WORK TO COMPLETE
Below is some data; print it all back exactly.
————
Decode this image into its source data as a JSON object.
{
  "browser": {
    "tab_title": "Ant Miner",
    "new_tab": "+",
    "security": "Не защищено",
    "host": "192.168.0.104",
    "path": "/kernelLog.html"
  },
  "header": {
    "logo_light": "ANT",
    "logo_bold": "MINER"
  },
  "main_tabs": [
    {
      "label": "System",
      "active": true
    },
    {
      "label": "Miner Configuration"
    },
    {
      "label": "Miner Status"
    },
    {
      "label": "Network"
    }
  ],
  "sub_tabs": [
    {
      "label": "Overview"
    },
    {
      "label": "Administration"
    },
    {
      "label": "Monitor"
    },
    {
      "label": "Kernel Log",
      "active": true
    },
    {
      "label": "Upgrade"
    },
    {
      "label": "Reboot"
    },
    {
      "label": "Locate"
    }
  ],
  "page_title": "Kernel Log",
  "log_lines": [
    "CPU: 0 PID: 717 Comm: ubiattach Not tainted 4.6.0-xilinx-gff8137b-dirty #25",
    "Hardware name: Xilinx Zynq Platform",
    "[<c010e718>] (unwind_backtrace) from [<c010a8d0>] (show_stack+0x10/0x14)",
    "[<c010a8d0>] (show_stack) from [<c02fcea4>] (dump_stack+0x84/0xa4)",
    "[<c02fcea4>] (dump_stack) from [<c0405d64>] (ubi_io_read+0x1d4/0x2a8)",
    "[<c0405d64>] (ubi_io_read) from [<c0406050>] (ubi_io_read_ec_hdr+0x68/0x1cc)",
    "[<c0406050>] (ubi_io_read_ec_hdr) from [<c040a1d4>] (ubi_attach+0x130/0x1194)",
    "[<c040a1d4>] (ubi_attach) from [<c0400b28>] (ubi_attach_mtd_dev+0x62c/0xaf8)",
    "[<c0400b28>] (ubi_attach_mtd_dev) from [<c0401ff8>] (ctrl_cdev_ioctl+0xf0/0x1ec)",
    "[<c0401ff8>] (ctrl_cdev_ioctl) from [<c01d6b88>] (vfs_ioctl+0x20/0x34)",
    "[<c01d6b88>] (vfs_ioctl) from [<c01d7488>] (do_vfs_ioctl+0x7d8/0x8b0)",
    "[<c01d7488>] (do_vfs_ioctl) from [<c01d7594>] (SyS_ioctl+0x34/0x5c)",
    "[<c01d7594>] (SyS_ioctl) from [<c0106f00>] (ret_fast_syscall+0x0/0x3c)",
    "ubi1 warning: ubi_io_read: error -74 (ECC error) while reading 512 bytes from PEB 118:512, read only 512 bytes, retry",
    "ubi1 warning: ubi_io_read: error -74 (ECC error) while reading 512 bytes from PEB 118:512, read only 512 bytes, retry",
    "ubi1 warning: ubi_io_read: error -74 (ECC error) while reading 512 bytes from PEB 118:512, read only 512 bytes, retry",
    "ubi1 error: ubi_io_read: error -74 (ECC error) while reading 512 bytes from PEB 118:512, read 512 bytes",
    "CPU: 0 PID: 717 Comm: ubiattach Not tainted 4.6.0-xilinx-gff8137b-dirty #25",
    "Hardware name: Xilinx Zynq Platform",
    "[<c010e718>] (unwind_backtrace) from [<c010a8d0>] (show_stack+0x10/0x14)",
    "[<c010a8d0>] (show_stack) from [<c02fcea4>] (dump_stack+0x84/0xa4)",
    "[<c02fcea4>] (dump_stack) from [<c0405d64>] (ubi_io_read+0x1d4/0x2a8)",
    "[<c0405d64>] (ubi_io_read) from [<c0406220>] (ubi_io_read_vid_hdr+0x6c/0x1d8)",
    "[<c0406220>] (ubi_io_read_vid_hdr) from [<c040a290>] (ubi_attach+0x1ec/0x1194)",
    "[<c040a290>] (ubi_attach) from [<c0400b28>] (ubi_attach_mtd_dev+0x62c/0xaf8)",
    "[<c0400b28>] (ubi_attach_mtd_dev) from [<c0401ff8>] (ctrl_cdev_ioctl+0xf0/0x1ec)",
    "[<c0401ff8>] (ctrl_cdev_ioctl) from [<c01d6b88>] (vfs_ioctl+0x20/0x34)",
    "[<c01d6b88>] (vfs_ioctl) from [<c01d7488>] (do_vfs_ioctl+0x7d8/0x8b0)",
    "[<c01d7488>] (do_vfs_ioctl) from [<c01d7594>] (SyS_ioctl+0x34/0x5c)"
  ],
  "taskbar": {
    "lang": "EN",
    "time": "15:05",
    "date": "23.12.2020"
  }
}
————
TASK SOLUTION
Decode this image into its source data as a JSON object.
{
  "browser": {
    "tab_title": "Ant Miner",
    "new_tab": "+",
    "security": "Не защищено",
    "host": "192.168.0.104",
    "path": "/kernelLog.html"
  },
  "header": {
    "logo_light": "ANT",
    "logo_bold": "MINER"
  },
  "main_tabs": [
    {
      "label": "System",
      "active": true
    },
    {
      "label": "Miner Configuration"
    },
    {
      "label": "Miner Status"
    },
    {
      "label": "Network"
    }
  ],
  "sub_tabs": [
    {
      "label": "Overview"
    },
    {
      "label": "Administration"
    },
    {
      "label": "Monitor"
    },
    {
      "label": "Kernel Log",
      "active": true
    },
    {
      "label": "Upgrade"
    },
    {
      "label": "Reboot"
    },
    {
      "label": "Locate"
    }
  ],
  "page_title": "Kernel Log",
  "log_lines": [
    "CPU: 0 PID: 717 Comm: ubiattach Not tainted 4.6.0-xilinx-gff8137b-dirty #25",
    "Hardware name: Xilinx Zynq Platform",
    "[<c010e718>] (unwind_backtrace) from [<c010a8d0>] (show_stack+0x10/0x14)",
    "[<c010a8d0>] (show_stack) from [<c02fcea4>] (dump_stack+0x84/0xa4)",
    "[<c02fcea4>] (dump_stack) from [<c0405d64>] (ubi_io_read+0x1d4/0x2a8)",
    "[<c0405d64>] (ubi_io_read) from [<c0406050>] (ubi_io_read_ec_hdr+0x68/0x1cc)",
    "[<c0406050>] (ubi_io_read_ec_hdr) from [<c040a1d4>] (ubi_attach+0x130/0x1194)",
    "[<c040a1d4>] (ubi_attach) from [<c0400b28>] (ubi_attach_mtd_dev+0x62c/0xaf8)",
    "[<c0400b28>] (ubi_attach_mtd_dev) from [<c0401ff8>] (ctrl_cdev_ioctl+0xf0/0x1ec)",
    "[<c0401ff8>] (ctrl_cdev_ioctl) from [<c01d6b88>] (vfs_ioctl+0x20/0x34)",
    "[<c01d6b88>] (vfs_ioctl) from [<c01d7488>] (do_vfs_ioctl+0x7d8/0x8b0)",
    "[<c01d7488>] (do_vfs_ioctl) from [<c01d7594>] (SyS_ioctl+0x34/0x5c)",
    "[<c01d7594>] (SyS_ioctl) from [<c0106f00>] (ret_fast_syscall+0x0/0x3c)",
    "ubi1 warning: ubi_io_read: error -74 (ECC error) while reading 512 bytes from PEB 118:512, read only 512 bytes, retry",
    "ubi1 warning: ubi_io_read: error -74 (ECC error) while reading 512 bytes from PEB 118:512, read only 512 bytes, retry",
    "ubi1 warning: ubi_io_read: error -74 (ECC error) while reading 512 bytes from PEB 118:512, read only 512 bytes, retry",
    "ubi1 error: ubi_io_read: error -74 (ECC error) while reading 512 bytes from PEB 118:512, read 512 bytes",
    "CPU: 0 PID: 717 Comm: ubiattach Not tainted 4.6.0-xilinx-gff8137b-dirty #25",
    "Hardware name: Xilinx Zynq Platform",
    "[<c010e718>] (unwind_backtrace) from [<c010a8d0>] (show_stack+0x10/0x14)",
    "[<c010a8d0>] (show_stack) from [<c02fcea4>] (dump_stack+0x84/0xa4)",
    "[<c02fcea4>] (dump_stack) from [<c0405d64>] (ubi_io_read+0x1d4/0x2a8)",
    "[<c0405d64>] (ubi_io_read) from [<c0406220>] (ubi_io_read_vid_hdr+0x6c/0x1d8)",
    "[<c0406220>] (ubi_io_read_vid_hdr) from [<c040a290>] (ubi_attach+0x1ec/0x1194)",
    "[<c040a290>] (ubi_attach) from [<c0400b28>] (ubi_attach_mtd_dev+0x62c/0xaf8)",
    "[<c0400b28>] (ubi_attach_mtd_dev) from [<c0401ff8>] (ctrl_cdev_ioctl+0xf0/0x1ec)",
    "[<c0401ff8>] (ctrl_cdev_ioctl) from [<c01d6b88>] (vfs_ioctl+0x20/0x34)",
    "[<c01d6b88>] (vfs_ioctl) from [<c01d7488>] (do_vfs_ioctl+0x7d8/0x8b0)",
    "[<c01d7488>] (do_vfs_ioctl) from [<c01d7594>] (SyS_ioctl+0x34/0x5c)"
  ],
  "taskbar": {
    "lang": "EN",
    "time": "15:05",
    "date": "23.12.2020"
  }
}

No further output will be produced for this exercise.